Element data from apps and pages
***

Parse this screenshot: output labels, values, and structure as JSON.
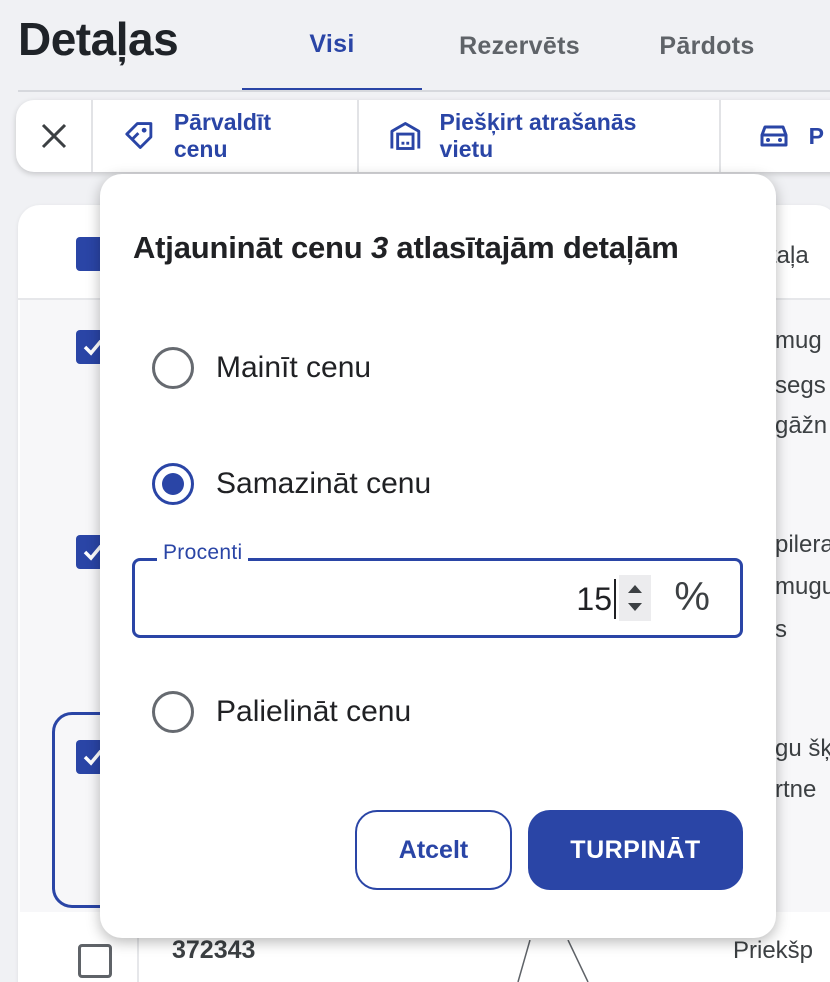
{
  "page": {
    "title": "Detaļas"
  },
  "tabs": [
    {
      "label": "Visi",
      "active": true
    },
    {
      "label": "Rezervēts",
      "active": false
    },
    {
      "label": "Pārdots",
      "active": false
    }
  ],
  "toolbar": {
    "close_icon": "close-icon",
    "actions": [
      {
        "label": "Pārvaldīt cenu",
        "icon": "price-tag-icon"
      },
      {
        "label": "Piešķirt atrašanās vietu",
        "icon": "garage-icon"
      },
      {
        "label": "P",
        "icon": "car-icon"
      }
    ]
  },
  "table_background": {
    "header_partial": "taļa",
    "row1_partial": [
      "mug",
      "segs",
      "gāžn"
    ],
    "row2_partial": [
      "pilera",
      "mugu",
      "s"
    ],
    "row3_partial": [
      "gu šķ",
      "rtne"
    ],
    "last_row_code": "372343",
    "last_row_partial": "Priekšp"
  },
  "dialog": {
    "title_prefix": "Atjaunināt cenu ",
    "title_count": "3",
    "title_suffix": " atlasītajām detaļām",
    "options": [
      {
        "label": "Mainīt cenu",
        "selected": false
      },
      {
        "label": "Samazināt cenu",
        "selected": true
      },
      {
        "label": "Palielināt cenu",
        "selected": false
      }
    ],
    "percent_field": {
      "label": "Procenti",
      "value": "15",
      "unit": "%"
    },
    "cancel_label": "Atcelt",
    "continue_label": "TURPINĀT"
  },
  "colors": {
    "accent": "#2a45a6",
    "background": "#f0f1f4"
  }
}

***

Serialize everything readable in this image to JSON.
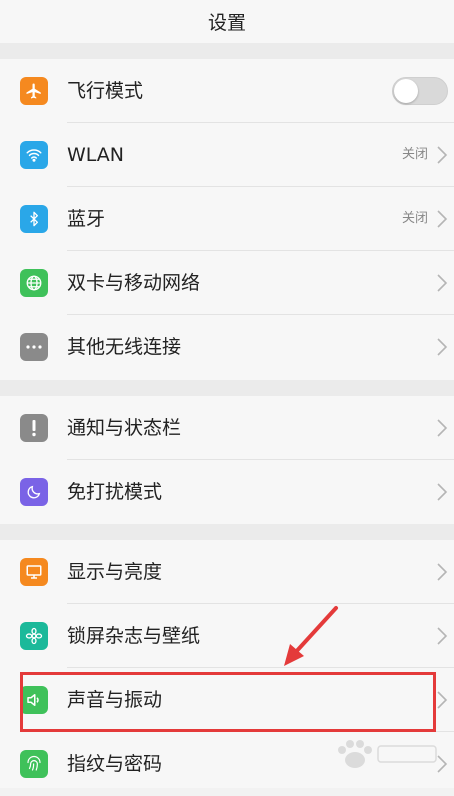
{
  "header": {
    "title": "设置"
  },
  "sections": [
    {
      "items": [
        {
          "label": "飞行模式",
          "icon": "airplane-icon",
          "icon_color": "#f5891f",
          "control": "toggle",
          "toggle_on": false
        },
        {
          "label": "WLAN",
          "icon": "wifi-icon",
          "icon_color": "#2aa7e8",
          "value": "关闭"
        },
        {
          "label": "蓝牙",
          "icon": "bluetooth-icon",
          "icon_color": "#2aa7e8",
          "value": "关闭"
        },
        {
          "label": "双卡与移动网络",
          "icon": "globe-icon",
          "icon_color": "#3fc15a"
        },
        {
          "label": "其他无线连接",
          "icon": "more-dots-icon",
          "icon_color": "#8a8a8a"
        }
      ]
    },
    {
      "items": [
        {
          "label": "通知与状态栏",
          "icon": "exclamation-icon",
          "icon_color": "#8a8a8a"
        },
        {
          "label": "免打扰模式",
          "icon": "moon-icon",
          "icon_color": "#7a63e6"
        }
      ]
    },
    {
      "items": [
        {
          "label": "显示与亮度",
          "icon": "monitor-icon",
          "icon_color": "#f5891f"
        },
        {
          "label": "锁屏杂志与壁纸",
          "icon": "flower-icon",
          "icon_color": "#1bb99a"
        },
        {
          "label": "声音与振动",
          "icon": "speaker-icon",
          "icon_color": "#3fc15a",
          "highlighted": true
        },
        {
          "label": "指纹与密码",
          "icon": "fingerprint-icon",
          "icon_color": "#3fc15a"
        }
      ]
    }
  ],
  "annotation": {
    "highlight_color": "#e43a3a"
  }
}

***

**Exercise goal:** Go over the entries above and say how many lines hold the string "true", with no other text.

**Your solution:** 3